• _Goal of the exercise_: Please report every line of the listing below that has the word "Wenn" in it.

• _Data_:
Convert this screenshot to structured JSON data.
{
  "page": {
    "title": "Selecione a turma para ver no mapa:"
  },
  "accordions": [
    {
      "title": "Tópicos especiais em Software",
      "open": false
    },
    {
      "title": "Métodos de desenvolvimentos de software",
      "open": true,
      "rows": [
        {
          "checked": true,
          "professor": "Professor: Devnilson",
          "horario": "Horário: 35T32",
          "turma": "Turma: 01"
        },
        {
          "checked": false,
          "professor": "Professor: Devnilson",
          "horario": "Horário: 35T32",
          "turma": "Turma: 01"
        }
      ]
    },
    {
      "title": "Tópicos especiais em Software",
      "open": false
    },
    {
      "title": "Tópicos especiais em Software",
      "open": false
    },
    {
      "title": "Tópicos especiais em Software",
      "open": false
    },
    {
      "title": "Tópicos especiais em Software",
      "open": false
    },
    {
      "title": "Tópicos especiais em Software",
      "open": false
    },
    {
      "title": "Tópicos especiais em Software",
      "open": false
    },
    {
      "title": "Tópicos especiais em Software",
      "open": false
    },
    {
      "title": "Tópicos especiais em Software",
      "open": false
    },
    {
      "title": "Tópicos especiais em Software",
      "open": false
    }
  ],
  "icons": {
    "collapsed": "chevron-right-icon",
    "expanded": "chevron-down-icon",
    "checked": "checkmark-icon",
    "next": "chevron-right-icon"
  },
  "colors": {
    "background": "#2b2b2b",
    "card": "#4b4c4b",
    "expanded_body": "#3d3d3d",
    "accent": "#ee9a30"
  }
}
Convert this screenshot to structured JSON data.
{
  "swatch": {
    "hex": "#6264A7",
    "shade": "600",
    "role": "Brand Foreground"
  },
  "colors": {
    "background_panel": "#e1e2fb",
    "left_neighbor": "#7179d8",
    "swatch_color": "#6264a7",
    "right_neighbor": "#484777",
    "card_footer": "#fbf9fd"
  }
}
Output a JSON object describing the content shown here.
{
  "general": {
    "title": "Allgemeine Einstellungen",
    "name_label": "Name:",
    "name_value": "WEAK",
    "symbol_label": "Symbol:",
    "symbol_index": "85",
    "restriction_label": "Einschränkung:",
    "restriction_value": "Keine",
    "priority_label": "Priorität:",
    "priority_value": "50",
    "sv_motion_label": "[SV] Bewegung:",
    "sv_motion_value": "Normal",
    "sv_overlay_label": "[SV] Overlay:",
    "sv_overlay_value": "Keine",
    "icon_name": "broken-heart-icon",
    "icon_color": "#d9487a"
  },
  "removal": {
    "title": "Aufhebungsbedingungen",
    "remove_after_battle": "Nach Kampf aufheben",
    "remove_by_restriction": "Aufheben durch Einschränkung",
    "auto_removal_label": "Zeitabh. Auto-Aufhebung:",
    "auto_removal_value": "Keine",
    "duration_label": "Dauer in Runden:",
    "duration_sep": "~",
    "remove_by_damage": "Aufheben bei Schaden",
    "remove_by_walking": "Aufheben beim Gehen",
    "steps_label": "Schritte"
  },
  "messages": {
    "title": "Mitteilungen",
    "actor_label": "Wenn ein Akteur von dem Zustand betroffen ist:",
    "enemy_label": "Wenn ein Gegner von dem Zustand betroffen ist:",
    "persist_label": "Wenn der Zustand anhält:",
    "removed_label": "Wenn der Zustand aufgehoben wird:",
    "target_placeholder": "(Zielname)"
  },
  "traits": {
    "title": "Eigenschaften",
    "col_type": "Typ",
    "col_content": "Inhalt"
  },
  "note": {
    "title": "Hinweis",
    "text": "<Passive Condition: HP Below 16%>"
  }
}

• _Answer to the problem_:
    "actor_label": "Wenn ein Akteur von dem Zustand betroffen ist:",
    "enemy_label": "Wenn ein Gegner von dem Zustand betroffen ist:",
    "persist_label": "Wenn der Zustand anhält:",
    "removed_label": "Wenn der Zustand aufgehoben wird:",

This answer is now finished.